As such, wrote Gruber and his co-authors, the data “impl[ies] that the legalization of abortion saved the government over $14 billion in welfare expenditures through 1994.”
A 2009 version of the paper, also co-authored by Gruber, concluded that “marginal children” saw improved lives, including an “increased likelihood of college graduation, lower rates of welfare use, and lower odds of being a single parent.”
Gruber’s work wasn’t just seen by academics. The 2005 book Freakonomics—co-authored by another supporter of abortion as a social good, Steven Levitt—took its abortion section from Levitt’s 2001 paper, “The Impact of Abortion on Crime,” which argued that legalized abortion was responsible for a lower crime rate in the 1990s. And Gruber’s work greatly influenced that paper.
In the 2001 paper, Levitt and co-author John Donohue cited Gruber’s work on at least three occasions, calling the final 1999 paper “most similar to ours, [which] document[s] that the early life circumstances of those children on the margin of abortion are difficult along many dimensions: infant mortality, growing up in a single-parent family, and experiencing poverty.” They also note that “previous research has found that an adverse family environment is strongly linked to future criminality”—and Gruber’s paper was all about “adverse family environments.”

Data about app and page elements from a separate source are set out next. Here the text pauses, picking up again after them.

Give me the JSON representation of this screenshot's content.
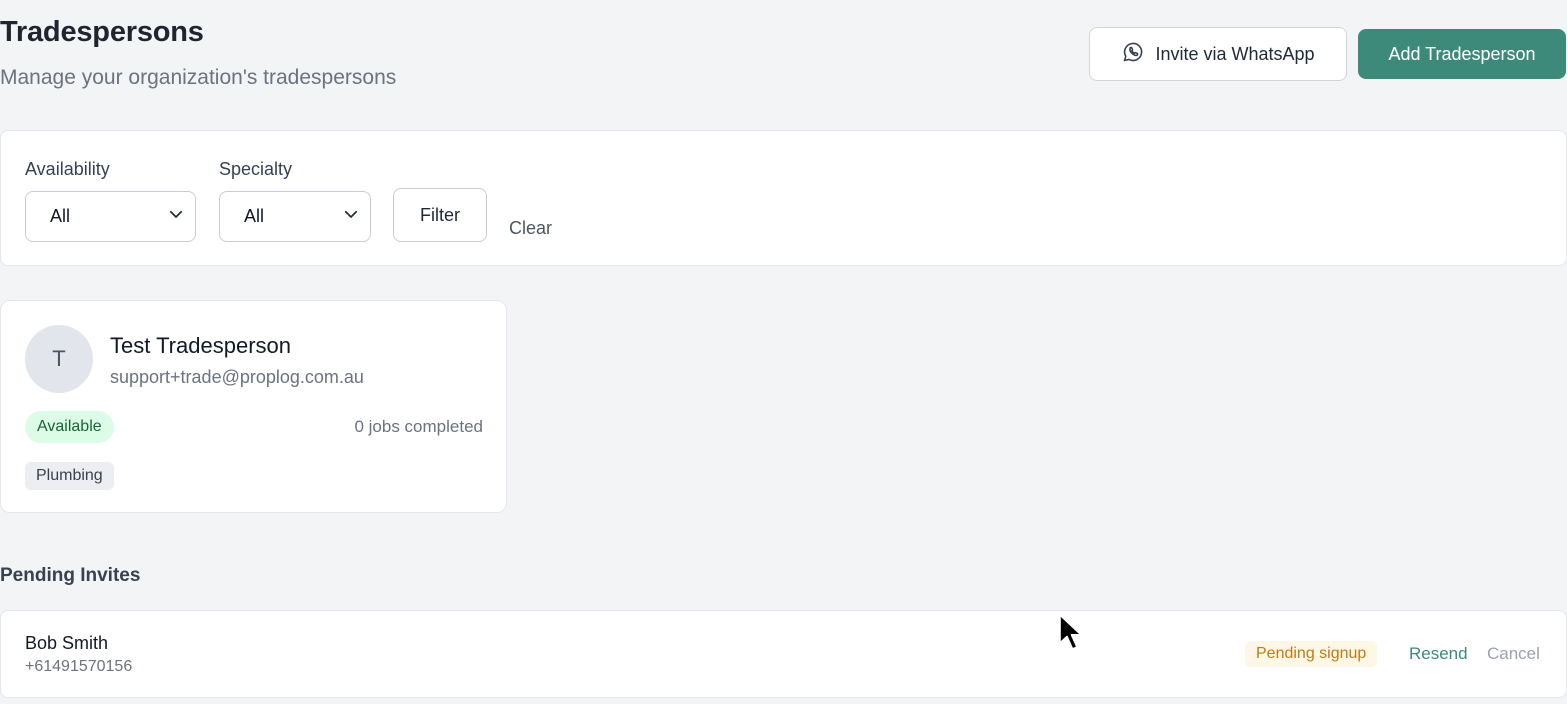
{
  "header": {
    "title": "Tradespersons",
    "subtitle": "Manage your organization's tradespersons",
    "invite_whatsapp_label": "Invite via WhatsApp",
    "add_label": "Add Tradesperson"
  },
  "filters": {
    "availability": {
      "label": "Availability",
      "value": "All"
    },
    "specialty": {
      "label": "Specialty",
      "value": "All"
    },
    "filter_label": "Filter",
    "clear_label": "Clear"
  },
  "tradespersons": [
    {
      "avatar_initial": "T",
      "name": "Test Tradesperson",
      "email": "support+trade@proplog.com.au",
      "status": "Available",
      "jobs_completed": "0 jobs completed",
      "specialties": [
        "Plumbing"
      ]
    }
  ],
  "pending_invites": {
    "title": "Pending Invites",
    "items": [
      {
        "name": "Bob Smith",
        "phone": "+61491570156",
        "status": "Pending signup",
        "resend_label": "Resend",
        "cancel_label": "Cancel"
      }
    ]
  },
  "colors": {
    "accent": "#3d8a7b",
    "available_bg": "#dcfce7",
    "available_text": "#166534",
    "pending_bg": "#fef7e6",
    "pending_text": "#c27a12"
  },
  "icons": {
    "whatsapp": "whatsapp-icon",
    "select_chevron": "chevron-down-icon",
    "cursor": "mouse-pointer-icon"
  }
}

Levitt’s argument was, of course, found to have significant flaws in several areas, including its historical analysis and the impact of growing prisons on crime. But both Levitt and Gruber have provided an intellectual and academic foundation for the liberal idea that society benefits from the slaughter of the unborn—because, allegedly, taxpayers benefit, as do the would-be peers of aborted children.
However, in addition to being morally abhorrent, both men’s arguments fail to account for two political decisions made by the party of abortion that prove the inconsistency of their arguments.
First, Newsbusters found a strong link tying Gruber to the current effort to provide ACA health benefits to illegal immigrants—analysis and data provided by Gruber that could lead to Congressman Joe Wilson’s “You lie” cry in 2009 being totally and completely justified.
How is this relevant to Gruber’s pro-abortion argument? Nearly half of illegal immigrants have not graduated from high school, and their median income is 28 percent lower than that of native-born Americans, according to this brief from 2012.
In other words, it seems that Gruber—and President Obama, and HHS Secretary Sylvia Burwell, who previously headed worldwide population control efforts for the Gates Foundation—think that babies born to poor American mothers aren’t worth the alleged “cost” because they tend to be less educated and poorer. But if you’re born somewhere else, come on in!
Additionally, a report released last week by Heritage Foundation senior research fellow Robert Rector showed that the concerns expressed by Gruber about single families and poverty are exacerbated by the type of government policies enacted by the ACA.
According to Rector, issues like single motherhood are made worse by federal welfare programs, including Medicaid—which has been enlarged in many states through the ACA. Rector highlighted how “the overwhelming majority of assistance to families with children goes to single-parent households,” and two ways this hurts families.
First, said Rector, welfare reduces “the financial need for marriage.” In other words, the government takes the place of working fathers.
Second, said Rector, because welfare programs are designed to lower benefits as household income goes up, the programs are “actively penaliz[ing] low-income parents who do marry.” Again, the allegedly helpful programs incentivize single mothers to not marry because marriage brings in more income—and thus, reduces welfare benefits.
It is right and just that Gruber is under so much pressure for his comments about the “stupidity” of the American voter and the Obama administration’s lies about the ACA. It’s unfortunate that his ideology hasn’t just been limited to health care, but also to the destruction of the unborn.
Editor’s note: This column first appeared November 25, 2014 on the CNSNews.com website and is reprinted with permission.